→ **BRIEF**: Which of the lines in the records below hold the string "debug"? Copy every one of them.

**** SUPPLIED DATA ****

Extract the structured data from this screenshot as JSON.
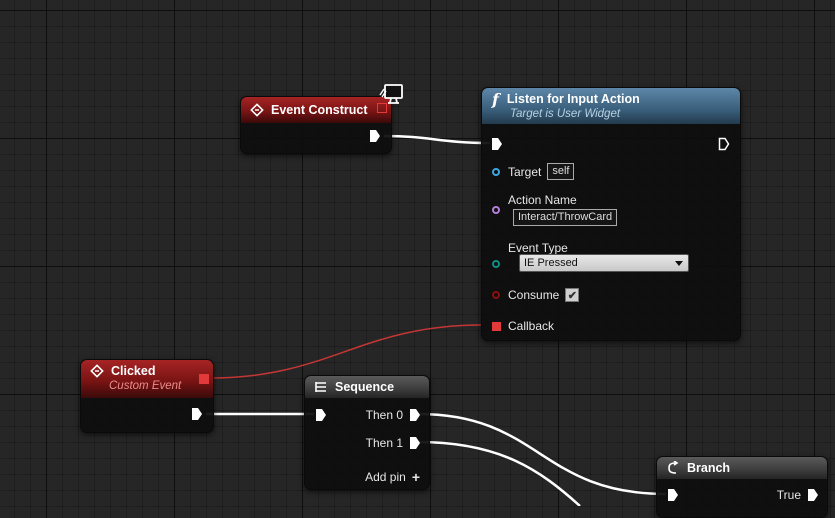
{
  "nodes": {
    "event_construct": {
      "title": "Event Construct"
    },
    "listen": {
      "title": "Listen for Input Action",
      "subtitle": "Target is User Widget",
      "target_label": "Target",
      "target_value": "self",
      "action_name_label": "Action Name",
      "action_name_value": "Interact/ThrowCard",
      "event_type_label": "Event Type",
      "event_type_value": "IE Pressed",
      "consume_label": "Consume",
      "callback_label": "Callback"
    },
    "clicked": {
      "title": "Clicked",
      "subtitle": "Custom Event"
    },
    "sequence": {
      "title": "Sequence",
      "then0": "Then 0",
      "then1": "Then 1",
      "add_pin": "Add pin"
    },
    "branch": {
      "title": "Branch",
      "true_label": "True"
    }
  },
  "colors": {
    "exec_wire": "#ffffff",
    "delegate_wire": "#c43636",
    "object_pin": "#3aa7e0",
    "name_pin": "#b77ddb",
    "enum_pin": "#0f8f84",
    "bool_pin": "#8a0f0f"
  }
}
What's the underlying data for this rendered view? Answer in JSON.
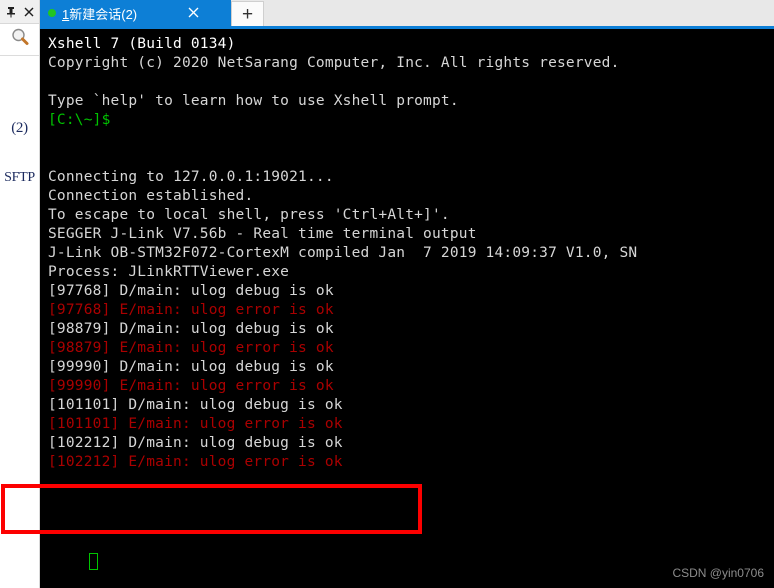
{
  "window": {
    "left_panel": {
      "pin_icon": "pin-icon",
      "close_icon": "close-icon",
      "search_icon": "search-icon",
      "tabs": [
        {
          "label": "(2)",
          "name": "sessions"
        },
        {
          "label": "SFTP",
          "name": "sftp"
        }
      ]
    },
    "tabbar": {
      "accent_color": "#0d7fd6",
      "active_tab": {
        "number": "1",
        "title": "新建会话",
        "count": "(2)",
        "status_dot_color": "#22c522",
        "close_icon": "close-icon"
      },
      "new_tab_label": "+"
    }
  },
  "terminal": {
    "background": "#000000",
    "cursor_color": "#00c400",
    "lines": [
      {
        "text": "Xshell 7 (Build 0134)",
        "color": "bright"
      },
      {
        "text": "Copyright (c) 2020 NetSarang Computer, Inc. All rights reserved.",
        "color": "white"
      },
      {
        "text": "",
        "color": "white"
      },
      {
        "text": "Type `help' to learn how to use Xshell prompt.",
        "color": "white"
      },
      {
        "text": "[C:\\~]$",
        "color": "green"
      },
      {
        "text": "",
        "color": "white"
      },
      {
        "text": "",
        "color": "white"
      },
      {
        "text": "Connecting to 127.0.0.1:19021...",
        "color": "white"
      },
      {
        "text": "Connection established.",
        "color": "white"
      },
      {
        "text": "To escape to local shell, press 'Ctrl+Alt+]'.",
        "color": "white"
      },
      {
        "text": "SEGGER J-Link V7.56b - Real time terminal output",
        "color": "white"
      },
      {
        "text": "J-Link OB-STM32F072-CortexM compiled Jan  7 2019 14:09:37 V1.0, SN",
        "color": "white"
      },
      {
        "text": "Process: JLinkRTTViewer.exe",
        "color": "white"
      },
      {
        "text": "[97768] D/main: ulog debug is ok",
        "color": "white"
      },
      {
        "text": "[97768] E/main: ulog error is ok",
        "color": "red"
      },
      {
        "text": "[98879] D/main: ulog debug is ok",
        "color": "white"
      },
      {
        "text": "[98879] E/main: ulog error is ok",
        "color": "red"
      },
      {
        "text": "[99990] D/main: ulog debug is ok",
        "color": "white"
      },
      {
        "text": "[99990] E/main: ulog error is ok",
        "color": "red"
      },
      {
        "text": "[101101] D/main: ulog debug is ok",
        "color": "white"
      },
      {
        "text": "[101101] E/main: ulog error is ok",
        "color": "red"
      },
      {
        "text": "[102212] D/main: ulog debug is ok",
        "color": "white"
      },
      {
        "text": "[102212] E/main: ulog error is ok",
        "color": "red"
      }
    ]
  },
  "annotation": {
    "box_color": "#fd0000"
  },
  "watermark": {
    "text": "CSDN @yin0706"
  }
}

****

→ **COMPLETED TASK**:
        "text": "[97768] D/main: ulog debug is ok",
        "text": "[98879] D/main: ulog debug is ok",
        "text": "[99990] D/main: ulog debug is ok",
        "text": "[101101] D/main: ulog debug is ok",
        "text": "[102212] D/main: ulog debug is ok",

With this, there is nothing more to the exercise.